The play Chronicles Of Long Kesh started as a miniscule thought as I sat at home watching the last political prisoners being released from Long Kesh/The Maze* way back in July 2000. Having had their sentences cut short, they were being released under the terms of The Good Friday Agreement. As they poured out through the prison gates into the prison car park to be met by families, friends and in some cases burly minders, my mind went into overdrive.
I studied as they carried their worldly belongings in large black plastic bags and smiled broadly, hugged wives and young children and climbed into a variety of motor vehicles. Who were these men? What had their time in prison been like? Had prison changed them, made them more embittered and intransigent, or been the catalyst for real change in their lives? I was also mindful that whilst this phase of release numbered in the hundreds, there had actually been over 20,000 Northern Irish men who had made the same journey over the previous 30 years of the Troubles.
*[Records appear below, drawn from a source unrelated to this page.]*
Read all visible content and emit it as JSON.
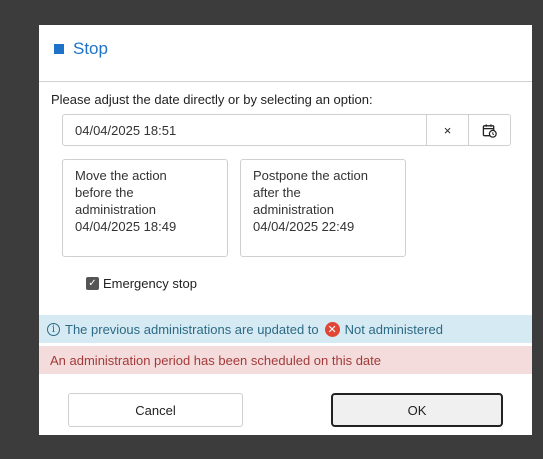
{
  "dialog": {
    "title": "Stop",
    "instruction": "Please adjust the date directly or by selecting an option:",
    "date_input": {
      "value": "04/04/2025 18:51",
      "clear_glyph": "×",
      "calendar_icon": "calendar-clock-icon"
    },
    "options": [
      {
        "lines": [
          "Move the action",
          "before the",
          "administration",
          "04/04/2025 18:49"
        ]
      },
      {
        "lines": [
          "Postpone the action",
          "after the",
          "administration",
          "04/04/2025 22:49"
        ]
      }
    ],
    "emergency_stop": {
      "label": "Emergency stop",
      "checked": true
    },
    "info_message": {
      "prefix": "The previous administrations are updated to",
      "status": "Not administered",
      "icon": "info-icon",
      "status_icon": "x-circle-icon"
    },
    "warning_message": "An administration period has been scheduled on this date",
    "buttons": {
      "cancel": "Cancel",
      "ok": "OK"
    }
  },
  "colors": {
    "accent": "#1e73c8",
    "info_bg": "#d6eaf3",
    "warning_bg": "#f5dcdc",
    "error_red": "#e04535"
  }
}
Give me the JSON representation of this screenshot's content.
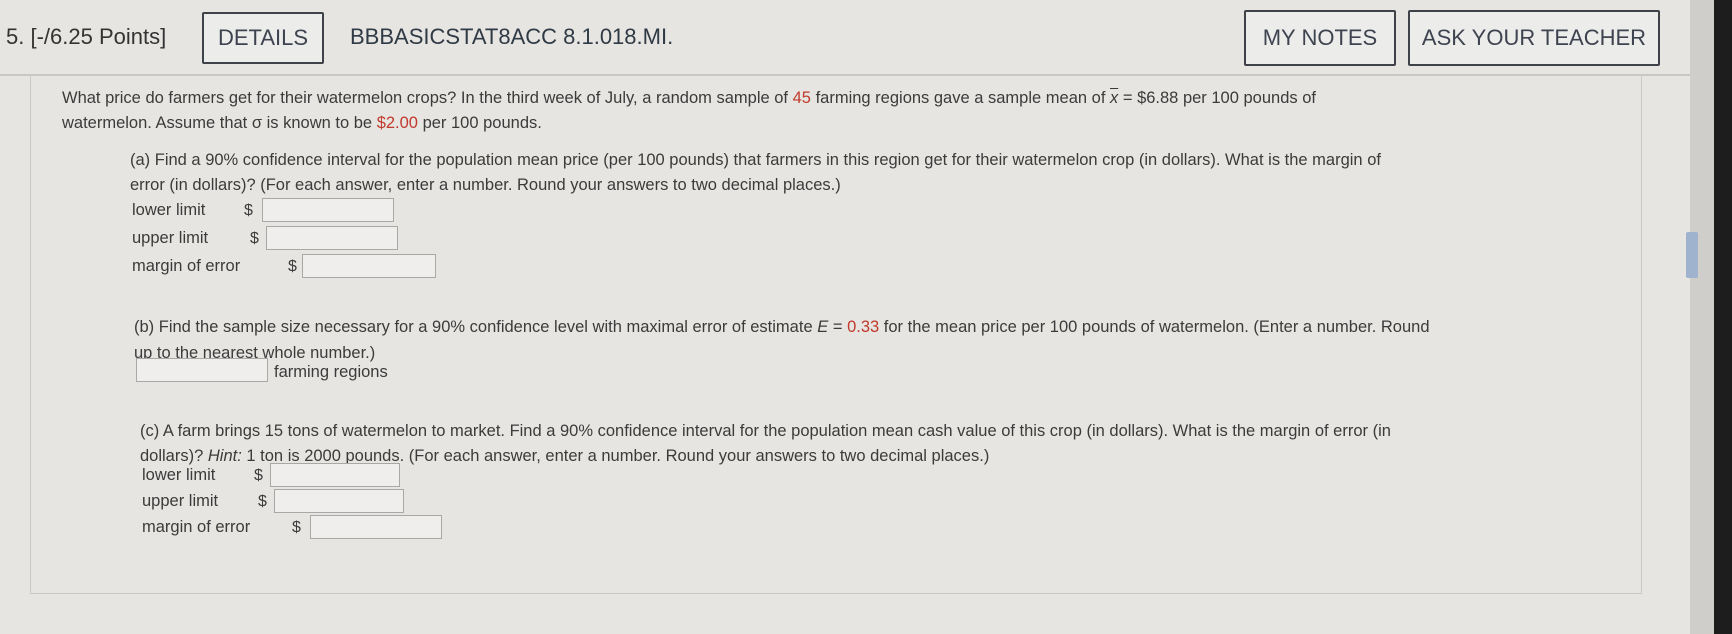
{
  "header": {
    "question_number": "5.",
    "points": "[-/6.25 Points]",
    "details_button": "DETAILS",
    "question_code": "BBBASICSTAT8ACC 8.1.018.MI.",
    "my_notes_button": "MY NOTES",
    "ask_teacher_button": "ASK YOUR TEACHER"
  },
  "intro": {
    "line1_a": "What price do farmers get for their watermelon crops? In the third week of July, a random sample of",
    "sample_size": "45",
    "line1_b": "farming regions gave a sample mean of",
    "xbar": "x",
    "line1_c": "= $6.88 per 100 pounds of",
    "line2_a": "watermelon. Assume that σ is known to be",
    "sigma": "$2.00",
    "line2_b": "per 100 pounds."
  },
  "part_a": {
    "line1": "(a) Find a 90% confidence interval for the population mean price (per 100 pounds) that farmers in this region get for their watermelon crop (in dollars). What is the margin of",
    "line2": "error (in dollars)? (For each answer, enter a number. Round your answers to two decimal places.)",
    "lower_label": "lower limit",
    "upper_label": "upper limit",
    "margin_label": "margin of error",
    "currency": "$",
    "lower_value": "",
    "upper_value": "",
    "margin_value": ""
  },
  "part_b": {
    "line1_a": "(b) Find the sample size necessary for a 90% confidence level with maximal error of estimate",
    "e_symbol": "E",
    "line1_eq": "=",
    "e_value": "0.33",
    "line1_b": "for the mean price per 100 pounds of watermelon. (Enter a number. Round",
    "line2": "up to the nearest whole number.)",
    "unit_label": "farming regions",
    "value": ""
  },
  "part_c": {
    "line1": "(c) A farm brings 15 tons of watermelon to market. Find a 90% confidence interval for the population mean cash value of this crop (in dollars). What is the margin of error (in",
    "line2_a": "dollars)?",
    "hint_label": "Hint:",
    "line2_b": "1 ton is 2000 pounds. (For each answer, enter a number. Round your answers to two decimal places.)",
    "lower_label": "lower limit",
    "upper_label": "upper limit",
    "margin_label": "margin of error",
    "currency": "$",
    "lower_value": "",
    "upper_value": "",
    "margin_value": ""
  }
}
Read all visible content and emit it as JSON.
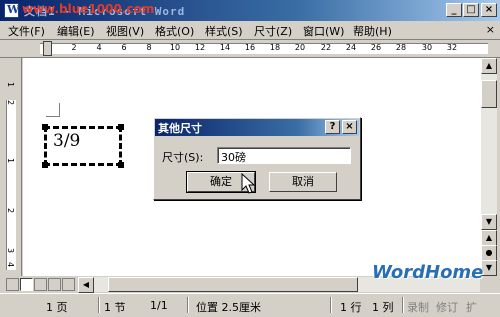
{
  "window": {
    "title": "文档1 - Microsoft Word",
    "watermark": "www.blue1000.com",
    "minimize": "_",
    "restore": "□",
    "close": "×"
  },
  "menu": {
    "items": [
      "文件(F)",
      "编辑(E)",
      "视图(V)",
      "格式(O)",
      "样式(S)",
      "尺寸(Z)",
      "窗口(W)",
      "帮助(H)"
    ],
    "close": "×"
  },
  "ruler": {
    "numbers": [
      "2",
      "4",
      "6",
      "8",
      "10",
      "12",
      "14",
      "16",
      "18",
      "20",
      "22",
      "24",
      "26",
      "28",
      "30",
      "32"
    ],
    "vertical_numbers": [
      "1",
      "2",
      "1",
      "2",
      "3",
      "4"
    ]
  },
  "document": {
    "object_text": "3/9"
  },
  "dialog": {
    "title": "其他尺寸",
    "help_button": "?",
    "close_button": "×",
    "size_label": "尺寸(S):",
    "size_value": "30磅",
    "ok_label": "确定",
    "cancel_label": "取消"
  },
  "status": {
    "page": "1 页",
    "section": "1 节",
    "page_of": "1/1",
    "position": "位置 2.5厘米",
    "line": "1 行",
    "column": "1 列",
    "record": "录制",
    "revise": "修订",
    "extend": "扩"
  },
  "logo": "WordHome",
  "colors": {
    "title_bar": "#0a246a",
    "logo": "#2a6fb3",
    "watermark": "#e03a2a",
    "face": "#d4d0c8"
  }
}
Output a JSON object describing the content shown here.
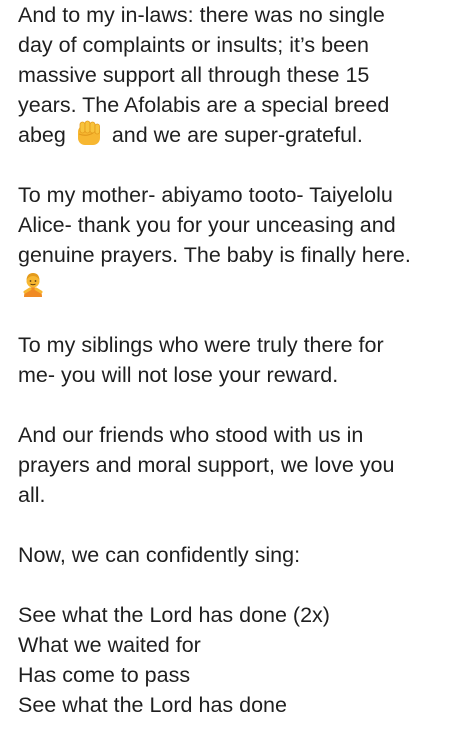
{
  "post": {
    "inlaws": {
      "line1": "And to my in-laws: there was no single",
      "line2": "day of complaints or insults; it’s been",
      "line3": "massive support all through these 15",
      "line4": "years. The Afolabis are a special breed",
      "line5_before": "abeg",
      "line5_emoji": "raised-fist-emoji",
      "line5_after": "and we are super-grateful."
    },
    "mother": {
      "line1": "To my mother- abiyamo tooto- Taiyelolu",
      "line2": "Alice- thank you for your unceasing and",
      "line3": "genuine prayers. The baby is finally here.",
      "line4_emoji": "person-gesturing-emoji"
    },
    "siblings": {
      "line1": "To my siblings who were truly there for",
      "line2": "me- you will not lose your reward."
    },
    "friends": {
      "line1": "And our friends who stood with us in",
      "line2": "prayers and moral support, we love you",
      "line3": "all."
    },
    "sing": {
      "line1": "Now, we can confidently sing:"
    },
    "song": {
      "line1": "See what the Lord has done (2x)",
      "line2": "What we waited for",
      "line3": "Has come to pass",
      "line4": "See what the Lord has done"
    }
  },
  "colors": {
    "text": "#1f1f1f",
    "background": "#ffffff",
    "emoji_yellow": "#f7b731",
    "emoji_orange": "#f08a24"
  }
}
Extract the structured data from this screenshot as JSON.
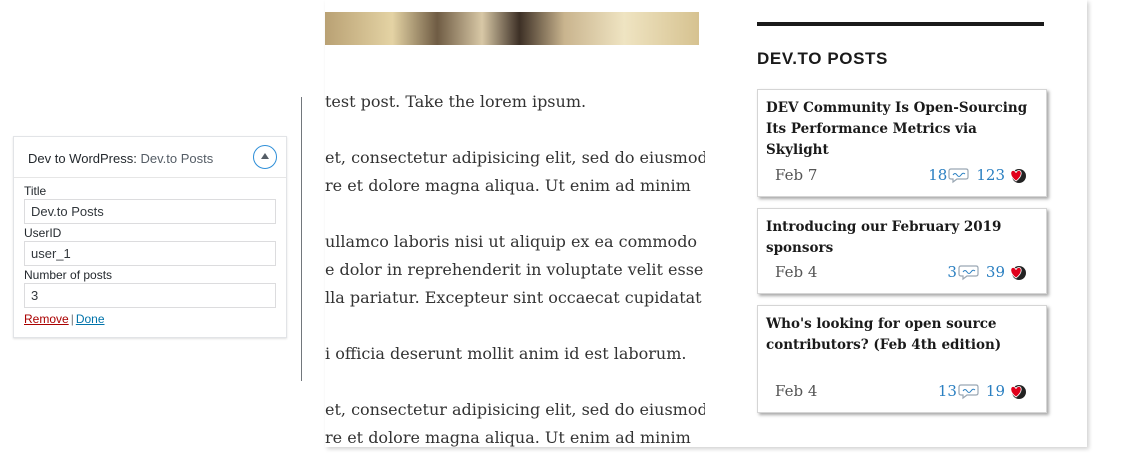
{
  "widget": {
    "title_prefix": "Dev to WordPress:",
    "title_name": "Dev.to Posts",
    "fields": {
      "title": {
        "label": "Title",
        "value": "Dev.to Posts"
      },
      "userid": {
        "label": "UserID",
        "value": "user_1"
      },
      "posts": {
        "label": "Number of posts",
        "value": "3"
      }
    },
    "actions": {
      "remove": "Remove",
      "separator": "|",
      "done": "Done"
    }
  },
  "post": {
    "lines": [
      "test post. Take the lorem ipsum.",
      "et, consectetur adipisicing elit, sed do eiusmod",
      "re et dolore magna aliqua. Ut enim ad minim",
      "ullamco laboris nisi ut aliquip ex ea commodo",
      "e dolor in reprehenderit in voluptate velit esse",
      "lla pariatur. Excepteur sint occaecat cupidatat",
      "i officia deserunt mollit anim id est laborum.",
      "et, consectetur adipisicing elit, sed do eiusmod",
      "re et dolore magna aliqua. Ut enim ad minim"
    ]
  },
  "sidebar": {
    "widget_title": "DEV.TO POSTS",
    "posts": [
      {
        "title": "DEV Community Is Open-Sourcing Its Performance Metrics via Skylight",
        "date": "Feb 7",
        "comments": "18",
        "reactions": "123"
      },
      {
        "title": "Introducing our February 2019 sponsors",
        "date": "Feb 4",
        "comments": "3",
        "reactions": "39"
      },
      {
        "title": "Who's looking for open source contributors? (Feb 4th edition)",
        "date": "Feb 4",
        "comments": "13",
        "reactions": "19"
      }
    ]
  },
  "colors": {
    "accent": "#2f8fd8",
    "link": "#2a7fc1",
    "remove": "#aa0000",
    "heart": "#e0001b"
  }
}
In 2007 I resolved to write a play about the men who inhabited Long Kesh. This meant not just the prisoners but also the prison officers. Luckily, I wasn’t an interloping playwright arriving from nowhere to start the process of learning from the first dot.
I was brought up in working class Belfast, firstly the docks and then the West Belfast council estate of Turf Lodge. I had two brothers and an uncle interned in Long Kesh in the early 1970s as suspected members of the Official IRA, and as a member of The Official IRA myself in the 70s I knew a lot of people who had been in and out of the prison. Later on, my work in the Belfast Community Arts movement had brought me into contact with paramilitaries in both Protestant and Catholic communities, so my contact book was full.
Over the next two-year period I interviewed 56 individuals. Some interviews were short-ish as some men were inarticulate or – even though they agreed to be interviewed – reluctant to really talk about their experiences. Others were treasure troves, not only relating very factually what they experienced, but pouring their hearts out at the same time, bringing me to tears and laughter in equal measure.
When it came to prison officers it was me who was reluctant. Coming from the background I came from, I wasn’t easily disposed to ‘screws’ as all prison inmates referred to them. But was I won over! I met some prison officers at great length who gave me a completely invaluable insight into things on the other side, as it were. Up until the age of 55 I had only ever heard prisoners’ stories. Now, I was hearing screw stories for the first time. It was a revelation and, I believe, had a huge impact on the final outcome of the play.
Many people, when they hear Chronicles is a play about Long Kesh, immediately turn their eyes up, dismayed at the notion of another Troubles play. And worse still, it might even glorify paramilitaries, the men who were responsible for so much suffering. All I can say is that when I set out to write the play I had my mind firmly on the aim of exploring the human dimension of the hell-hole that was Long Kesh. I wanted to get behind organisations, institutions, badges, politics and go in search of the human being in every person. I was also struck by how the prisoners entertained themselves through incredibly long sentences in the most austere, depressing conditions and this led to music and song featuring significantly in the final play.
I think I can confidently say that with the play having been seen by over 35,000 people in Ireland and around 5,000 at the Edinburgh Fringe Festival, with standing ovations and sold out notices at almost every single performance, the comments and responses lead me to believe that our audiences believe we got something right.
*The prison was called Long Kesh from 1971 until the 1976 when the British Government changed it to The Maze Prison.